**Exercise details**.
Write out each line of the records that has "Single" in it.

**Data under study**.
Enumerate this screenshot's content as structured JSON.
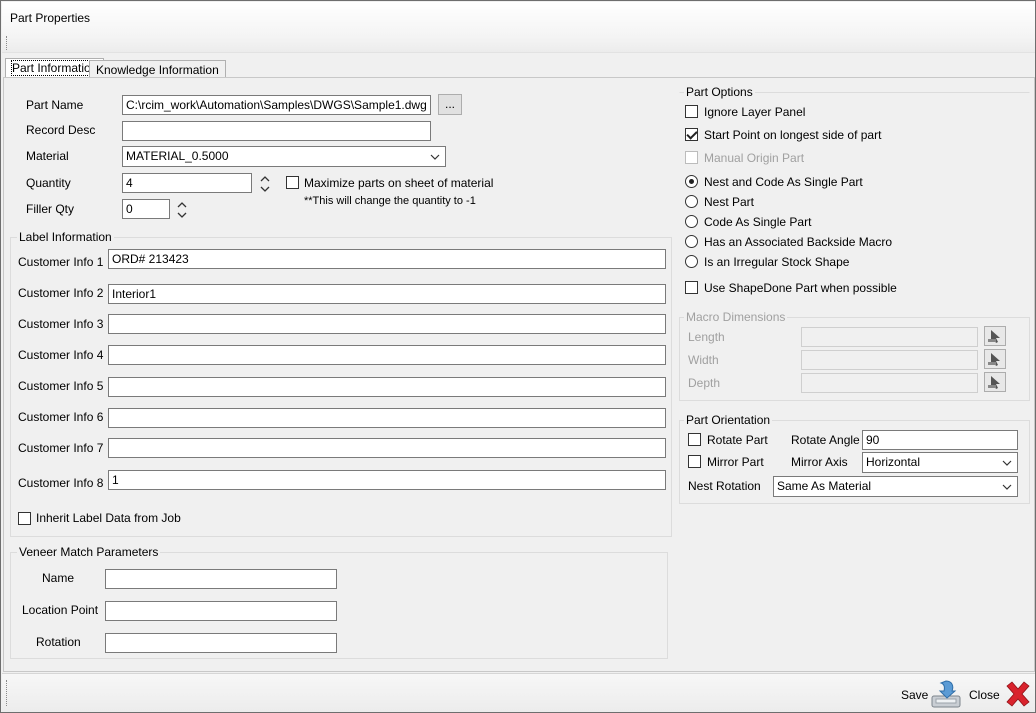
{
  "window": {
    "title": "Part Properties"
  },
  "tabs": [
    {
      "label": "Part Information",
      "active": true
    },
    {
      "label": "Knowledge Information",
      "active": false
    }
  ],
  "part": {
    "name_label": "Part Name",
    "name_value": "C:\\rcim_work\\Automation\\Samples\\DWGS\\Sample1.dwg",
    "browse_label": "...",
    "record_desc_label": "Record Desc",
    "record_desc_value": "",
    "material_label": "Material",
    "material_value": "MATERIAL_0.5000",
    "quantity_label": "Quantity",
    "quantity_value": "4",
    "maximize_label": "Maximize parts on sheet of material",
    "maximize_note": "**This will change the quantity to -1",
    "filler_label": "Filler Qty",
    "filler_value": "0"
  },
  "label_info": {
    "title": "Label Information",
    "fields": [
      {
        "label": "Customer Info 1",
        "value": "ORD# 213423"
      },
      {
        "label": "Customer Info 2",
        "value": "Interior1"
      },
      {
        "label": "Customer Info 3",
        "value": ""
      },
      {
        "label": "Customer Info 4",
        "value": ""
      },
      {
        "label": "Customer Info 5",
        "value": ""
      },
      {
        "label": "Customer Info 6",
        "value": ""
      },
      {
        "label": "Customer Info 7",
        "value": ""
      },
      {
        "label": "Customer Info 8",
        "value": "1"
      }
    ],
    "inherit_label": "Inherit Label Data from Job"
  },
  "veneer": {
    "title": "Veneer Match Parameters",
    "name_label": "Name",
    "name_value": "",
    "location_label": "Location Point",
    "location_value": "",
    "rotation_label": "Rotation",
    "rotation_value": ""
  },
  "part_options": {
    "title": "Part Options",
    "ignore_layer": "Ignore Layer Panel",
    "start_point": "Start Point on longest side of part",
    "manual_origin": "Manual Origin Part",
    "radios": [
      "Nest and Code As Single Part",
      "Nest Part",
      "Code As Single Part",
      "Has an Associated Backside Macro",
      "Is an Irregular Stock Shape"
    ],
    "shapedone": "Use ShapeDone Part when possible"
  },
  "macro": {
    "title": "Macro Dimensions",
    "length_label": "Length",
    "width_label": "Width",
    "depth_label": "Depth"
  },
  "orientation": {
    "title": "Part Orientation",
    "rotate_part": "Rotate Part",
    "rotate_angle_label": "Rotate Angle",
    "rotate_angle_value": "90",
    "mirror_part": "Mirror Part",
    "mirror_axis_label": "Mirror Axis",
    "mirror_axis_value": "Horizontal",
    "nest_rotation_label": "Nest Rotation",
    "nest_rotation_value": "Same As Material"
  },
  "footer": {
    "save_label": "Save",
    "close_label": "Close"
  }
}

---

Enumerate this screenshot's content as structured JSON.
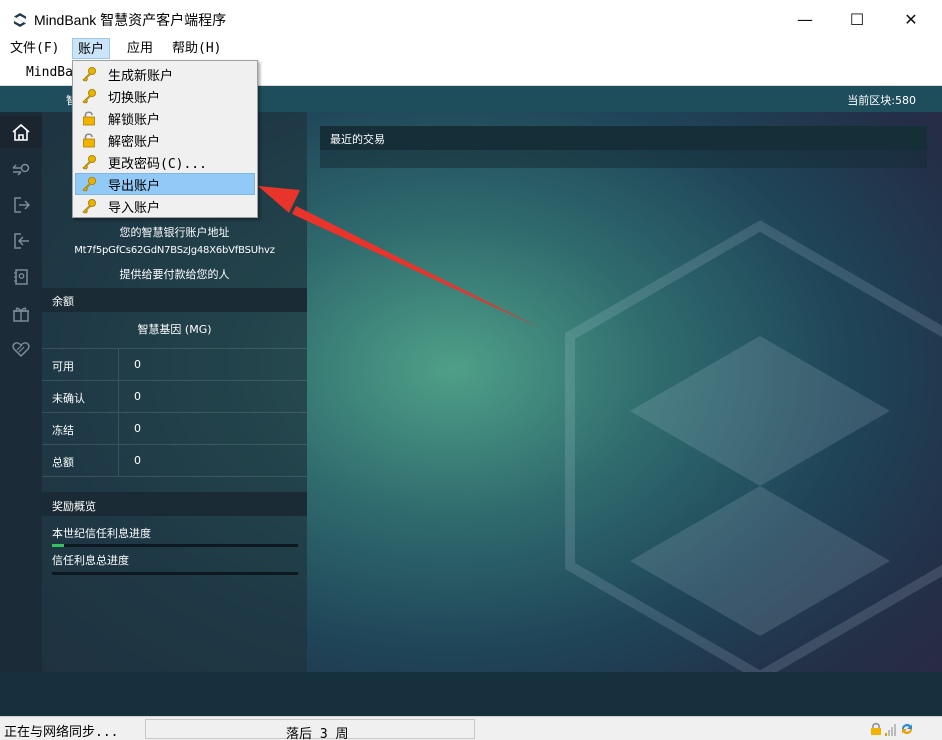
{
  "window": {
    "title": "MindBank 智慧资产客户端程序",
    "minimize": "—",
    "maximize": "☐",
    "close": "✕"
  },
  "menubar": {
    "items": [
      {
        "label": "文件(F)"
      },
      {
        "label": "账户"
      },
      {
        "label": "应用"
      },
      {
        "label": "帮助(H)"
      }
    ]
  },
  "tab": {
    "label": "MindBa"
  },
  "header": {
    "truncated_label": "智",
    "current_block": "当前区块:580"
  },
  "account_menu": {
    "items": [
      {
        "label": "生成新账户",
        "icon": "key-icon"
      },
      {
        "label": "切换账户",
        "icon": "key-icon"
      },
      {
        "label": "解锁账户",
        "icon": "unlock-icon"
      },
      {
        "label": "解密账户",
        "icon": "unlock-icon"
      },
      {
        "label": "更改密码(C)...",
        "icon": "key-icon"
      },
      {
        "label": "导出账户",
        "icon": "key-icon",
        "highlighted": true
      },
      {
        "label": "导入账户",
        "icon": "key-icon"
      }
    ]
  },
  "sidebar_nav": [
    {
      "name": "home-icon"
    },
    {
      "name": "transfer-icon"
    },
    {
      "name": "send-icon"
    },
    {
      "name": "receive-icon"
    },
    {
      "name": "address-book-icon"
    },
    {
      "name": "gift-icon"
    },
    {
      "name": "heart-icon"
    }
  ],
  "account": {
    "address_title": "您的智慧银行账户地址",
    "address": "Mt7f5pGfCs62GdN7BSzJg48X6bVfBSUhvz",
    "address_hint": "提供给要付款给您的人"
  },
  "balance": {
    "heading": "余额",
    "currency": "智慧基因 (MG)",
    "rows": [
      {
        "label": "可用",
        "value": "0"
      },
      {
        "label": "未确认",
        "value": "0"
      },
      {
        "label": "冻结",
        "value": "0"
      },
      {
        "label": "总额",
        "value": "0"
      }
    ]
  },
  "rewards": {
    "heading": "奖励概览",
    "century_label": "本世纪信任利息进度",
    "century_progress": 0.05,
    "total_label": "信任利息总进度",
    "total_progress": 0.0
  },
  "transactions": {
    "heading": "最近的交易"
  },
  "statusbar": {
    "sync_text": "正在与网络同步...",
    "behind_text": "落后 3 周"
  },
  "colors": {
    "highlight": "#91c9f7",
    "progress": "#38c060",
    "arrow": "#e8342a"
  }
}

**Result**.
      "Nest and Code As Single Part",
      "Code As Single Part",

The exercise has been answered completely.